(Data records)
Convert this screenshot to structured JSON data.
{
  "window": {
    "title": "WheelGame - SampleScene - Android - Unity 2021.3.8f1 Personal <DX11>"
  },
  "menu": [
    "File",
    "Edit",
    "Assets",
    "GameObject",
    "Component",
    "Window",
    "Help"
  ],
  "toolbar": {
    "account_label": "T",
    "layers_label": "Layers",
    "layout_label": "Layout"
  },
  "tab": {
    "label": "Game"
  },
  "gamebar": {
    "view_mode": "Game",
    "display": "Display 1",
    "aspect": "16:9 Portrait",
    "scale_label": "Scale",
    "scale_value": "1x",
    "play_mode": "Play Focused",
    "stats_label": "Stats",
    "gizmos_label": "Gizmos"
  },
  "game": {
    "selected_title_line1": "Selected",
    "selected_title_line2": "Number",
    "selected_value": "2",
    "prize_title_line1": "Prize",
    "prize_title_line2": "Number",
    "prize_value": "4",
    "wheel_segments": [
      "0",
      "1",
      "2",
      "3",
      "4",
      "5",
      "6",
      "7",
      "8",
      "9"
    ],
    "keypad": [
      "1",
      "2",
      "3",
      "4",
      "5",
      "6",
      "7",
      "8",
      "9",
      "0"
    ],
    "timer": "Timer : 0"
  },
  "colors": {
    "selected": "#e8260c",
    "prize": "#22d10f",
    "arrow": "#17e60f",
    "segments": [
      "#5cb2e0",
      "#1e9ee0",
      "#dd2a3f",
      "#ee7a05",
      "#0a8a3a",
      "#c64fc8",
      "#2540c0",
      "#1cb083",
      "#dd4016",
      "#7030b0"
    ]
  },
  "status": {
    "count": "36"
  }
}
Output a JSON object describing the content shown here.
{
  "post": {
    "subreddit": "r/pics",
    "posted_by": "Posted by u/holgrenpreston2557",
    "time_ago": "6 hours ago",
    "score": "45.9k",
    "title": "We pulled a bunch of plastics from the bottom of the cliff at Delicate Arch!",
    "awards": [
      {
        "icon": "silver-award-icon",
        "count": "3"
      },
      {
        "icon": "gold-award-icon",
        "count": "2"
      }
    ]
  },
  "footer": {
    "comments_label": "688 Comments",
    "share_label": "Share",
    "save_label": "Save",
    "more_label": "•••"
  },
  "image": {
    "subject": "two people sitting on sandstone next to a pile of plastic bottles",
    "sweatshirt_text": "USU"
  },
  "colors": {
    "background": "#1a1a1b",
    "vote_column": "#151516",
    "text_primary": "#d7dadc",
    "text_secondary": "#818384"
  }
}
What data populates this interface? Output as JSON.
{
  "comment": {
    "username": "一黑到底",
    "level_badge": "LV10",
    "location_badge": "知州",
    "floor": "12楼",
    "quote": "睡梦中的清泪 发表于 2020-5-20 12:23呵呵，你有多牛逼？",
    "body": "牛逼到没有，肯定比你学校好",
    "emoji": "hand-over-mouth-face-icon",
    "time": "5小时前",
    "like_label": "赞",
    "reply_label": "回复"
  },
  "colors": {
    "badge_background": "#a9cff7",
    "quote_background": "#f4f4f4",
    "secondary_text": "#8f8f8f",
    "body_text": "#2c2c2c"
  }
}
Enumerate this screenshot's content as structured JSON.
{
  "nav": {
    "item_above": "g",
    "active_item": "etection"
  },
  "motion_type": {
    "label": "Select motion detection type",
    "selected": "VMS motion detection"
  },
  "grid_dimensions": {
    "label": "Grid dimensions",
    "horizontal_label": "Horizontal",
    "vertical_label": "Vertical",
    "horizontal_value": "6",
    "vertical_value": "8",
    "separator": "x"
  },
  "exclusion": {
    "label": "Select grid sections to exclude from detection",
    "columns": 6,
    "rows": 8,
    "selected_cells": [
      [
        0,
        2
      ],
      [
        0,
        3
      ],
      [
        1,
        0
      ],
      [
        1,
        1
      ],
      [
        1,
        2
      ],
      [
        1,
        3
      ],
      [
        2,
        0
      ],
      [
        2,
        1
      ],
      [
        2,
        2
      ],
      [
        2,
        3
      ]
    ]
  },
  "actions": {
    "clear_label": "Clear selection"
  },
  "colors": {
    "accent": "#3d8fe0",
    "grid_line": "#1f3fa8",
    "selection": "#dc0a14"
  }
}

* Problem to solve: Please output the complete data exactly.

* Response to the exercise:
Convert this screenshot to structured JSON data.
{
  "window": {
    "title": "WheelGame - SampleScene - Android - Unity 2021.3.8f1 Personal <DX11>"
  },
  "menu": [
    "File",
    "Edit",
    "Assets",
    "GameObject",
    "Component",
    "Window",
    "Help"
  ],
  "toolbar": {
    "account_label": "T",
    "layers_label": "Layers",
    "layout_label": "Layout"
  },
  "tab": {
    "label": "Game"
  },
  "gamebar": {
    "view_mode": "Game",
    "display": "Display 1",
    "aspect": "16:9 Portrait",
    "scale_label": "Scale",
    "scale_value": "1x",
    "play_mode": "Play Focused",
    "stats_label": "Stats",
    "gizmos_label": "Gizmos"
  },
  "game": {
    "selected_title_line1": "Selected",
    "selected_title_line2": "Number",
    "selected_value": "2",
    "prize_title_line1": "Prize",
    "prize_title_line2": "Number",
    "prize_value": "4",
    "wheel_segments": [
      "0",
      "1",
      "2",
      "3",
      "4",
      "5",
      "6",
      "7",
      "8",
      "9"
    ],
    "keypad": [
      "1",
      "2",
      "3",
      "4",
      "5",
      "6",
      "7",
      "8",
      "9",
      "0"
    ],
    "timer": "Timer : 0"
  },
  "colors": {
    "selected": "#e8260c",
    "prize": "#22d10f",
    "arrow": "#17e60f",
    "segments": [
      "#5cb2e0",
      "#1e9ee0",
      "#dd2a3f",
      "#ee7a05",
      "#0a8a3a",
      "#c64fc8",
      "#2540c0",
      "#1cb083",
      "#dd4016",
      "#7030b0"
    ]
  },
  "status": {
    "count": "36"
  }
}
Output a JSON object describing the content shown here.
{
  "post": {
    "subreddit": "r/pics",
    "posted_by": "Posted by u/holgrenpreston2557",
    "time_ago": "6 hours ago",
    "score": "45.9k",
    "title": "We pulled a bunch of plastics from the bottom of the cliff at Delicate Arch!",
    "awards": [
      {
        "icon": "silver-award-icon",
        "count": "3"
      },
      {
        "icon": "gold-award-icon",
        "count": "2"
      }
    ]
  },
  "footer": {
    "comments_label": "688 Comments",
    "share_label": "Share",
    "save_label": "Save",
    "more_label": "•••"
  },
  "image": {
    "subject": "two people sitting on sandstone next to a pile of plastic bottles",
    "sweatshirt_text": "USU"
  },
  "colors": {
    "background": "#1a1a1b",
    "vote_column": "#151516",
    "text_primary": "#d7dadc",
    "text_secondary": "#818384"
  }
}
What data populates this interface? Output as JSON.
{
  "comment": {
    "username": "一黑到底",
    "level_badge": "LV10",
    "location_badge": "知州",
    "floor": "12楼",
    "quote": "睡梦中的清泪 发表于 2020-5-20 12:23呵呵，你有多牛逼？",
    "body": "牛逼到没有，肯定比你学校好",
    "emoji": "hand-over-mouth-face-icon",
    "time": "5小时前",
    "like_label": "赞",
    "reply_label": "回复"
  },
  "colors": {
    "badge_background": "#a9cff7",
    "quote_background": "#f4f4f4",
    "secondary_text": "#8f8f8f",
    "body_text": "#2c2c2c"
  }
}
Enumerate this screenshot's content as structured JSON.
{
  "nav": {
    "item_above": "g",
    "active_item": "etection"
  },
  "motion_type": {
    "label": "Select motion detection type",
    "selected": "VMS motion detection"
  },
  "grid_dimensions": {
    "label": "Grid dimensions",
    "horizontal_label": "Horizontal",
    "vertical_label": "Vertical",
    "horizontal_value": "6",
    "vertical_value": "8",
    "separator": "x"
  },
  "exclusion": {
    "label": "Select grid sections to exclude from detection",
    "columns": 6,
    "rows": 8,
    "selected_cells": [
      [
        0,
        2
      ],
      [
        0,
        3
      ],
      [
        1,
        0
      ],
      [
        1,
        1
      ],
      [
        1,
        2
      ],
      [
        1,
        3
      ],
      [
        2,
        0
      ],
      [
        2,
        1
      ],
      [
        2,
        2
      ],
      [
        2,
        3
      ]
    ]
  },
  "actions": {
    "clear_label": "Clear selection"
  },
  "colors": {
    "accent": "#3d8fe0",
    "grid_line": "#1f3fa8",
    "selection": "#dc0a14"
  }
}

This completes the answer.